My mom always said “If you find something you like then better buy two because they won’t keep making them any more”. Have you found that too?
This is especially true when we look at vintage glass, all the different pieces that were common in the 1930s and we don’t see today. One type is center handled servers, like this one from Cambridge Glass.
I’m not sure what we should call these. Center handled servers? Center handled trays? Sandwich trays?
Glass companies in the 1930s sold these as sandwich trays or for small cakes. Today we use them as serving plates. They are so pretty with cookies or sandwiches or even veggies. Plus they are practical. That center handle means no one will touch the food by accident, and the slight slope helps keep things on the tray and not on the floor.
Cupped servers like this Art Deco decorated green depression glass one from Paden City are great for corn chips or fruit slices.
What do you think this yellow Cambridge Glass one was for? Relishes? Salad dressing? Today we like to dip food – you could put the dip in one side and celery sticks in the other.
These pieces are some of my favorites in depression era glass. I love the styling, the colors, the way they are all so different. Glass companies used the same basic shapes over and over, but they added decorations or used different colored glass.
Today we use the handle shape plus other clues to identify the maker if we cannot tell by the decoration. The key hole shape in the two Cambridge servers is distinctive. Lots of companies made pretty handles but only Cambridge had quite this style. Likewise, the rounded top on the green Art Deco one points to Paden City.

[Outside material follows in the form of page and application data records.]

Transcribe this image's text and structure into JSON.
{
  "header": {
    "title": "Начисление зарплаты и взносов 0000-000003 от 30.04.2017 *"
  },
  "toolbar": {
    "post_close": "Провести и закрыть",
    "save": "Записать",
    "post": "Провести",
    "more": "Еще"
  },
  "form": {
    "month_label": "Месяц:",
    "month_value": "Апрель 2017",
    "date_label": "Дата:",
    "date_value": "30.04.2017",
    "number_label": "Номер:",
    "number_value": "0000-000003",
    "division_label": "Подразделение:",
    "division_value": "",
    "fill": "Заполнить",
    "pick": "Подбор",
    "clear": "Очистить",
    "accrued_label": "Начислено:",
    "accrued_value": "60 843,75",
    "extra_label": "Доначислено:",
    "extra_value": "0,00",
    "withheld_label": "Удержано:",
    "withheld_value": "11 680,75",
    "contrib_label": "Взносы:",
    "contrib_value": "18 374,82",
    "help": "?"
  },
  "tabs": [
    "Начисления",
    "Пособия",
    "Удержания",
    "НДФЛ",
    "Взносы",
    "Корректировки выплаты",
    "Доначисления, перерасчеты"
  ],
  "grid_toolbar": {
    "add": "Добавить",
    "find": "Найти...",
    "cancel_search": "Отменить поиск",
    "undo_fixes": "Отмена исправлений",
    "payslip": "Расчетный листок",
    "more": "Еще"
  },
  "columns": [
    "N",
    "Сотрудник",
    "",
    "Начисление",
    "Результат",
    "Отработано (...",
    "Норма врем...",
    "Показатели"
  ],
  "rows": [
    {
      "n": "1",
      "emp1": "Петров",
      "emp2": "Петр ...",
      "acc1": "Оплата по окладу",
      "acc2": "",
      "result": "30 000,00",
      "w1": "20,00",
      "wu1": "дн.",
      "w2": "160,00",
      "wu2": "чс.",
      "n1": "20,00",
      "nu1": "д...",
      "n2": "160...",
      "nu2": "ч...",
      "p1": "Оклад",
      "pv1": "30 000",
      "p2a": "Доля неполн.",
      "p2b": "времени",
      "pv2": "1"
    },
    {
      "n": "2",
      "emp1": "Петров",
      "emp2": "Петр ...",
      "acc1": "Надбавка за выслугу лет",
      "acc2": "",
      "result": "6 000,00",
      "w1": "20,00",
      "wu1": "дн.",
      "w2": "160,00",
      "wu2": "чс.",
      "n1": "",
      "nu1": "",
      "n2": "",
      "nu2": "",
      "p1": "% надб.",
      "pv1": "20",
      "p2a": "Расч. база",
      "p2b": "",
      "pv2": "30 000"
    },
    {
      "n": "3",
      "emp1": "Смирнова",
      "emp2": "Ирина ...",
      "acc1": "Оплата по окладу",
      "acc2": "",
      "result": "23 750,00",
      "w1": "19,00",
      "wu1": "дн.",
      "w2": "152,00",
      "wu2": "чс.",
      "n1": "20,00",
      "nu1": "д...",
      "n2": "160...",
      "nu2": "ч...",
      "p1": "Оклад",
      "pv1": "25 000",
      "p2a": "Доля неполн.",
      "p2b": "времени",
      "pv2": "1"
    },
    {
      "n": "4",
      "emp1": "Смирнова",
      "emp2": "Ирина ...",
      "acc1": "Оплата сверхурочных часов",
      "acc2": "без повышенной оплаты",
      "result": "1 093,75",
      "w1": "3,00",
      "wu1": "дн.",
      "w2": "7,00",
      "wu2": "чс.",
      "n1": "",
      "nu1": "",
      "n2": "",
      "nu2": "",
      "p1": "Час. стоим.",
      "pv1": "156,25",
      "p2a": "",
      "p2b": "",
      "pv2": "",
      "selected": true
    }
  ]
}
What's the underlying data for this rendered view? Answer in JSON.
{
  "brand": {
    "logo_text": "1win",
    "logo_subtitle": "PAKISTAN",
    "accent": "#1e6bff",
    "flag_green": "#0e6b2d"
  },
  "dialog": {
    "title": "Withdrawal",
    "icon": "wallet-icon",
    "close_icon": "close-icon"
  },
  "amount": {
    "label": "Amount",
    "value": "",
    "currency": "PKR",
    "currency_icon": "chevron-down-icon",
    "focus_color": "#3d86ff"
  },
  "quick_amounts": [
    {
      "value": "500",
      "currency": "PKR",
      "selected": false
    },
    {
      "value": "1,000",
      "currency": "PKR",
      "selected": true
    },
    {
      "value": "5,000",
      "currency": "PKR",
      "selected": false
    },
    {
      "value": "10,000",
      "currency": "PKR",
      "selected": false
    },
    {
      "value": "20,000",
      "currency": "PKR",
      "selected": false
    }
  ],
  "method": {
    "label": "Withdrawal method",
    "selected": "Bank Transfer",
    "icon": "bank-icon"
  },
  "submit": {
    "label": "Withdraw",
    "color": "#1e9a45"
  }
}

We cannot identify every center handled server but by using the handles as clues we can often zero in on the likely maker.
Do you have any of these signature pieces from the depression era?